___ Provided data

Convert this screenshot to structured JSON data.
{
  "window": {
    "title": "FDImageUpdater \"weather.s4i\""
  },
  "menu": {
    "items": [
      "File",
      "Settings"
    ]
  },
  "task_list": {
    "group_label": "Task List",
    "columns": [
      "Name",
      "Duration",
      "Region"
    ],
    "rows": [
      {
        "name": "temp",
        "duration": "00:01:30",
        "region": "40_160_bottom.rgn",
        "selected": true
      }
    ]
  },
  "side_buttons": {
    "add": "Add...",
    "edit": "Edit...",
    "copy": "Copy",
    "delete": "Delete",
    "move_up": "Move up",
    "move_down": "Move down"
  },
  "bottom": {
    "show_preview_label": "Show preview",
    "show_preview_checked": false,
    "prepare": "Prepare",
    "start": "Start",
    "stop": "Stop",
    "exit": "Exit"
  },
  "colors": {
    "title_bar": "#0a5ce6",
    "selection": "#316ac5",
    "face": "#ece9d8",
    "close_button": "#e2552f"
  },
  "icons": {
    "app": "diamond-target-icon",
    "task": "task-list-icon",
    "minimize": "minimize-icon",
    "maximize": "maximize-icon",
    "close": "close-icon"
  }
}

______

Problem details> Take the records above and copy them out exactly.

Completed exercise>
Convert this screenshot to structured JSON data.
{
  "window": {
    "title": "FDImageUpdater \"weather.s4i\""
  },
  "menu": {
    "items": [
      "File",
      "Settings"
    ]
  },
  "task_list": {
    "group_label": "Task List",
    "columns": [
      "Name",
      "Duration",
      "Region"
    ],
    "rows": [
      {
        "name": "temp",
        "duration": "00:01:30",
        "region": "40_160_bottom.rgn",
        "selected": true
      }
    ]
  },
  "side_buttons": {
    "add": "Add...",
    "edit": "Edit...",
    "copy": "Copy",
    "delete": "Delete",
    "move_up": "Move up",
    "move_down": "Move down"
  },
  "bottom": {
    "show_preview_label": "Show preview",
    "show_preview_checked": false,
    "prepare": "Prepare",
    "start": "Start",
    "stop": "Stop",
    "exit": "Exit"
  },
  "colors": {
    "title_bar": "#0a5ce6",
    "selection": "#316ac5",
    "face": "#ece9d8",
    "close_button": "#e2552f"
  },
  "icons": {
    "app": "diamond-target-icon",
    "task": "task-list-icon",
    "minimize": "minimize-icon",
    "maximize": "maximize-icon",
    "close": "close-icon"
  }
}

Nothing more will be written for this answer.